Mentions: Once in the network, pollinators can keep the same number of links - which is the most frequent situation; 65% (resp. 75%) of the cases in 1996 (resp. 1997) - get one or more additional links or loose one or more links each day. For the addition of links we fit a geometric distribution and for the loss of links a binomial distribution. The loss of links is more pronounced at the end of the season and we allowed a sigmoid form of the parameter again. All the computed parameters, and results of the tests for the chosen distributions are gathered in Table 2, Figure 3 (year 1996) and Additional file 5 (year 1997).

Bottom Line: The network does not reach an equilibrium state (as defined by our model) before the collapse set in and the season is over.We have shown that the temporal dynamics of an Arctic plant-pollinator network can be described by a simple mathematical model and that the model allows us to draw biologically interesting conclusions.Our model makes it possible to investigate how the network topology changes with changes in parameter values and might provide means to study the effect of climate on plant-pollinator networks.

View Article: PubMed Central - HTML - PubMed

Affiliation: Bioinformatics Research Centre, Aarhus University, C, F, Mollers Alle 8, Building 1110, DK-8000 Aarhus C, Denmark.

ABSTRACT

Background: The temporal dynamics and formation of plant-pollinator networks are difficult to study as it requires detailed observations of how the networks change over time.

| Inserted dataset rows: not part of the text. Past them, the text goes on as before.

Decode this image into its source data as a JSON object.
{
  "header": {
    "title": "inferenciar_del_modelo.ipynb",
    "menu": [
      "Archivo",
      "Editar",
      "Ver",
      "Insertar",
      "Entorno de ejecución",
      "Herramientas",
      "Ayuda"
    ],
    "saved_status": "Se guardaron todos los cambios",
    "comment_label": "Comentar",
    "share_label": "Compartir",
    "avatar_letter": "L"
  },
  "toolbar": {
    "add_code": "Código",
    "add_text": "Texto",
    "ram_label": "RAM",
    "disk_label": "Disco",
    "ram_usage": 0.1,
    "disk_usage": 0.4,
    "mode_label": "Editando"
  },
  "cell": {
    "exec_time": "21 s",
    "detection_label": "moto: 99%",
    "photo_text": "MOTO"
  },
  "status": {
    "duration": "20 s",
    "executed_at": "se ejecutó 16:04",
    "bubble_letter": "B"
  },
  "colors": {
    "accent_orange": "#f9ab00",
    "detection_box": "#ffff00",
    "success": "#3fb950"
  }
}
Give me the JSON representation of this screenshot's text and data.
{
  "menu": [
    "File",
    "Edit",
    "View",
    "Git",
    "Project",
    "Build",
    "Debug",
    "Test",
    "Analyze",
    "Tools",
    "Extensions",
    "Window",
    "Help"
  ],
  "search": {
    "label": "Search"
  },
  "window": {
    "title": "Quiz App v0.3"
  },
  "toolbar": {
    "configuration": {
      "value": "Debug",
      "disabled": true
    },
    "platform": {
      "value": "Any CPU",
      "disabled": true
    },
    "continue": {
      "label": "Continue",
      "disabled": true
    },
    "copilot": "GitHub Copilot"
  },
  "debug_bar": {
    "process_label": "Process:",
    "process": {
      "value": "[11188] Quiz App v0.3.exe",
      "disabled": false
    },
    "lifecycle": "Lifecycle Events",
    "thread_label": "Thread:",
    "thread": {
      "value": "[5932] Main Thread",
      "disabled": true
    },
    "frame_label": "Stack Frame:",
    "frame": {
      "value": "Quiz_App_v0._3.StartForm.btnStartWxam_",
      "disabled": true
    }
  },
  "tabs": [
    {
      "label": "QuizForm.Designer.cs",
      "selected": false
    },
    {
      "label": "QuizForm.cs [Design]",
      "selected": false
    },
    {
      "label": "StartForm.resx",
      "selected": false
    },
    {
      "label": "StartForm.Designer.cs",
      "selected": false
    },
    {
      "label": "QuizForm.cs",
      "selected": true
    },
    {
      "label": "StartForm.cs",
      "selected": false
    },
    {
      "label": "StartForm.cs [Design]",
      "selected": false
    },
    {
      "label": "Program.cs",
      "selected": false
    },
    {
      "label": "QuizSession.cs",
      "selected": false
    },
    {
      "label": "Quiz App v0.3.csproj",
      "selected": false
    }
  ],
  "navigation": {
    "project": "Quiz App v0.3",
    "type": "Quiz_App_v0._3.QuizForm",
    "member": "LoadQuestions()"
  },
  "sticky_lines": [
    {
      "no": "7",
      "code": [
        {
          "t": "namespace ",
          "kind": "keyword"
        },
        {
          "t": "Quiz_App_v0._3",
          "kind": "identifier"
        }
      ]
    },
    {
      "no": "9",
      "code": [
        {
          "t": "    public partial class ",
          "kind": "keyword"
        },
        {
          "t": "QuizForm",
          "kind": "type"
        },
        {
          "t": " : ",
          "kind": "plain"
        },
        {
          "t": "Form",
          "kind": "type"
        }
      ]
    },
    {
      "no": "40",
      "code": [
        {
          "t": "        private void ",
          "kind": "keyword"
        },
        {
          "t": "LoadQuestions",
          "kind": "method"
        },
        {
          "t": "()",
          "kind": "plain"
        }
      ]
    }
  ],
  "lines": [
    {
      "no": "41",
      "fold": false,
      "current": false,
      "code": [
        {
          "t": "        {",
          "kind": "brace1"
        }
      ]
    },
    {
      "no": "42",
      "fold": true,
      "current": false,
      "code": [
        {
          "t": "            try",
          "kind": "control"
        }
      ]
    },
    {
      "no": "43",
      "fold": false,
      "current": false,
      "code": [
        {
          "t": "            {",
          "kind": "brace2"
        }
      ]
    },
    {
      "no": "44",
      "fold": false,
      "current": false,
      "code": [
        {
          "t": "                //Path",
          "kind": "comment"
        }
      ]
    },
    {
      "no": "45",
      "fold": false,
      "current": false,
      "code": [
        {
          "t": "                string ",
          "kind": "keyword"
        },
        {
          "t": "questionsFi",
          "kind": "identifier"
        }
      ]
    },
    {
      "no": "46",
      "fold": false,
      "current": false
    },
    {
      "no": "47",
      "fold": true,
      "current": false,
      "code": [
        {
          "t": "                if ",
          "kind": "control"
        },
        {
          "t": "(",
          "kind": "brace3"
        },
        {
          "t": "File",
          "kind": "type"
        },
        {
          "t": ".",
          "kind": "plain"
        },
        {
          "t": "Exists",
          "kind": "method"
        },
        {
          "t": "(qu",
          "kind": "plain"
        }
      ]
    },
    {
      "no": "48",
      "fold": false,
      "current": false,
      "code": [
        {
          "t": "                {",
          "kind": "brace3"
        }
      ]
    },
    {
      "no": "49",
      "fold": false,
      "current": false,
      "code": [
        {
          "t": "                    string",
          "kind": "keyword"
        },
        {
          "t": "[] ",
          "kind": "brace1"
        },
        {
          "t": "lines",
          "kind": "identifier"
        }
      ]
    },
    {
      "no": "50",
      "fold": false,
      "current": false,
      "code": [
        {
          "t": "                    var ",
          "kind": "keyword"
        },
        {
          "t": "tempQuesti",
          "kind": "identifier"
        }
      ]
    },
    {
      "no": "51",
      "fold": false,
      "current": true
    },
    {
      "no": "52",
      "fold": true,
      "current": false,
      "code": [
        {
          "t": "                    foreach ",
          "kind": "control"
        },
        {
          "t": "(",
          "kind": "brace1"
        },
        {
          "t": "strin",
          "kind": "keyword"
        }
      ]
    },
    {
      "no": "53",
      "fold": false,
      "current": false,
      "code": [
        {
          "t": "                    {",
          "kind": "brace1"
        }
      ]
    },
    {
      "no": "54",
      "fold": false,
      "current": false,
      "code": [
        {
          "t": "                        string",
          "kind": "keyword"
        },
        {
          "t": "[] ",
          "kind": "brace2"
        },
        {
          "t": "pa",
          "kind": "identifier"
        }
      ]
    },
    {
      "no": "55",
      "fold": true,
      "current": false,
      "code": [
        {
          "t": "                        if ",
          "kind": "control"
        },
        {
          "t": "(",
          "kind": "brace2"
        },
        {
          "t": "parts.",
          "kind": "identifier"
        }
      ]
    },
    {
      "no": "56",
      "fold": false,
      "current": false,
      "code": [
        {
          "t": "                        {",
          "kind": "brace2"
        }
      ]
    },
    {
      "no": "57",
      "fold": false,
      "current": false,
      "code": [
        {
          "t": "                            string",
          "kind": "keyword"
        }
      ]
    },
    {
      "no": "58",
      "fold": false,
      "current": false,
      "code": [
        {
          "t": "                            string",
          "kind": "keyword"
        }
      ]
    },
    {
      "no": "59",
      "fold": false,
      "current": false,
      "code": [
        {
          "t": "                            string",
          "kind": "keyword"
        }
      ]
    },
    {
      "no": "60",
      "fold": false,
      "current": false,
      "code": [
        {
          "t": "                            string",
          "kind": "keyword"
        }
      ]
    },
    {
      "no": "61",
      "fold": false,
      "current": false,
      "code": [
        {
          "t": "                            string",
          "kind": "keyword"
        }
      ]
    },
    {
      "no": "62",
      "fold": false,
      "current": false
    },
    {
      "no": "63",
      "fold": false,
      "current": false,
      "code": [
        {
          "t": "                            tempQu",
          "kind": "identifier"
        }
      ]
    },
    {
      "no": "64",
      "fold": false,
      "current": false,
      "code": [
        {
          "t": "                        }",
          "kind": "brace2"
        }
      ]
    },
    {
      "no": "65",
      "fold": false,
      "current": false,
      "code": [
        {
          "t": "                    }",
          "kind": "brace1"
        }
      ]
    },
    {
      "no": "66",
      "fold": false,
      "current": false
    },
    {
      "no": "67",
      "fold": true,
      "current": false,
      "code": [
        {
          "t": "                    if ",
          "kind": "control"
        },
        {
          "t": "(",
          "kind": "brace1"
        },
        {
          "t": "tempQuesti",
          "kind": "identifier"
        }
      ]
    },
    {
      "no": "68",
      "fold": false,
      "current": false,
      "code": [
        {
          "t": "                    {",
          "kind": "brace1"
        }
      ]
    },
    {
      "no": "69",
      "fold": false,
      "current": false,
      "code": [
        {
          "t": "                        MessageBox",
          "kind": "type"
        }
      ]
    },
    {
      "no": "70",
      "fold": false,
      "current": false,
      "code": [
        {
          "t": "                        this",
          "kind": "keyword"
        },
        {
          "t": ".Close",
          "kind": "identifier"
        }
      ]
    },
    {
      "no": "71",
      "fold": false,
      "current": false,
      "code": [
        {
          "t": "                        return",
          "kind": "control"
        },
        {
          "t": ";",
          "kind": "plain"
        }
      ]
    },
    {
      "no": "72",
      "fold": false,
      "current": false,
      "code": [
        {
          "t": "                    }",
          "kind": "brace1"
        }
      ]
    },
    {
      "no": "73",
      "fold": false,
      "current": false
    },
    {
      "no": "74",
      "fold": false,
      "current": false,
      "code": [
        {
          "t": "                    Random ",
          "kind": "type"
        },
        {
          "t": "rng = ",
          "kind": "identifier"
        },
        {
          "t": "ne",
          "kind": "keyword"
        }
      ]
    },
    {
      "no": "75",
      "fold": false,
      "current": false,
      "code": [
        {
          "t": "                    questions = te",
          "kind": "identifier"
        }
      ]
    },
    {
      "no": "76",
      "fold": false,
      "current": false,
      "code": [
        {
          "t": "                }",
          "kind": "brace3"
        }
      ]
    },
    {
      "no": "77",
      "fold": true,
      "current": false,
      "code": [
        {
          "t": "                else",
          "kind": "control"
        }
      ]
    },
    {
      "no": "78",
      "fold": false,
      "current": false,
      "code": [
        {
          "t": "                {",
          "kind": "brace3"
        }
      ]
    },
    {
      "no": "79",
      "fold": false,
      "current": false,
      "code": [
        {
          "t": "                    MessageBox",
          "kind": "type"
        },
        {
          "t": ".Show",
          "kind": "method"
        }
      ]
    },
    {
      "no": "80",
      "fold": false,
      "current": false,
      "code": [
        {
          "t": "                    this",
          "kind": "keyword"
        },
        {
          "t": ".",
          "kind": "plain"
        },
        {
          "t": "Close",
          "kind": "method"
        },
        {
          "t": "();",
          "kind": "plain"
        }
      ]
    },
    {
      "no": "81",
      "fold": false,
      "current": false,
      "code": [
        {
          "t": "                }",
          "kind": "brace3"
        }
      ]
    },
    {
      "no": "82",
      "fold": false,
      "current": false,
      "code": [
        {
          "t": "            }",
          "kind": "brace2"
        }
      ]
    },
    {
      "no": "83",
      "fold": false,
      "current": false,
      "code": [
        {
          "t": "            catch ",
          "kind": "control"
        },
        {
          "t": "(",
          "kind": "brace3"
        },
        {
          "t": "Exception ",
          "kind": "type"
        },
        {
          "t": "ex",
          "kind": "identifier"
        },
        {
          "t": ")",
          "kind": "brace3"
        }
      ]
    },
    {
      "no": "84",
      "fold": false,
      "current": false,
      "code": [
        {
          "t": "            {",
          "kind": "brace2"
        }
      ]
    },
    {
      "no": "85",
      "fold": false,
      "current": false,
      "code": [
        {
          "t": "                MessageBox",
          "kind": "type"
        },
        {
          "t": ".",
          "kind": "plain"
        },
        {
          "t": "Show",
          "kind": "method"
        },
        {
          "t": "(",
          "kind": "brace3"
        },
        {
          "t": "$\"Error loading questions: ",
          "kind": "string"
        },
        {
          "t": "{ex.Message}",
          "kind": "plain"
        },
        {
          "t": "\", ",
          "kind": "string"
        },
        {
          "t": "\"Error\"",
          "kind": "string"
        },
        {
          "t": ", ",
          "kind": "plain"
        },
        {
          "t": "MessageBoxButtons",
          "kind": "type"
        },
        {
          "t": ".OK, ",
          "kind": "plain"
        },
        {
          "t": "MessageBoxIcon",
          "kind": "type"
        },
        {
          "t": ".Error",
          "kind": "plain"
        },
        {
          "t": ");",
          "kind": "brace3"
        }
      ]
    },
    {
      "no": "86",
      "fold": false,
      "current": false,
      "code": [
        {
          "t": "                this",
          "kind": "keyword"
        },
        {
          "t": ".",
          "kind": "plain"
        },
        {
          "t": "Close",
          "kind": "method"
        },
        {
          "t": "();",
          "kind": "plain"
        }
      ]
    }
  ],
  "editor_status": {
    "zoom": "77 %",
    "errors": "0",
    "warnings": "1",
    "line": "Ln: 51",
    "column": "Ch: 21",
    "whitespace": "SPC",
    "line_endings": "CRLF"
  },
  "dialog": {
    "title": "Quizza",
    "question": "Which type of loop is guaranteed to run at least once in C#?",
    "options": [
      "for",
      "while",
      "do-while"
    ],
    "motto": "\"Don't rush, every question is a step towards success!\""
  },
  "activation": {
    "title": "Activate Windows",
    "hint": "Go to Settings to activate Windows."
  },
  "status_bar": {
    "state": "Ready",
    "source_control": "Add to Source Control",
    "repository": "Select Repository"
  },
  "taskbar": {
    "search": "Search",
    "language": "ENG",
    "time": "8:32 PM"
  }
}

Understanding the temporal dynamics might provide insight into sustainability and robustness of the networks and how they react to environmental changes, such as global warming. Here we study an Arctic plant-pollinator network in two consecutive years using a simple mathematical model and describe the temporal dynamics (daily assembly and disassembly of links) by random mechanisms.

Results: We develop a mathematical model with parameters governed by the probabilities for entering, leaving and making connections in the network and demonstrate that A. The dynamics is described by very similar parameters in both years despite a strong turnover in the composition of the pollinator community and different climate conditions, B. There is a drastic change in the temporal behaviour a few days before the end of the season in both years. This change leads to the collapse of the network and does not correlate with weather parameters, C. We estimate that the number of available pollinator species is about 80 species of which 75-80% are observed in each year, D. The network does not reach an equilibrium state (as defined by our model) before the collapse set in and the season is over.

Conclusion: We have shown that the temporal dynamics of an Arctic plant-pollinator network can be described by a simple mathematical model and that the model allows us to draw biologically interesting conclusions. Our model makes it possible to investigate how the network topology changes with changes in parameter values and might provide means to study the effect of climate on plant-pollinator networks.

Show MeSH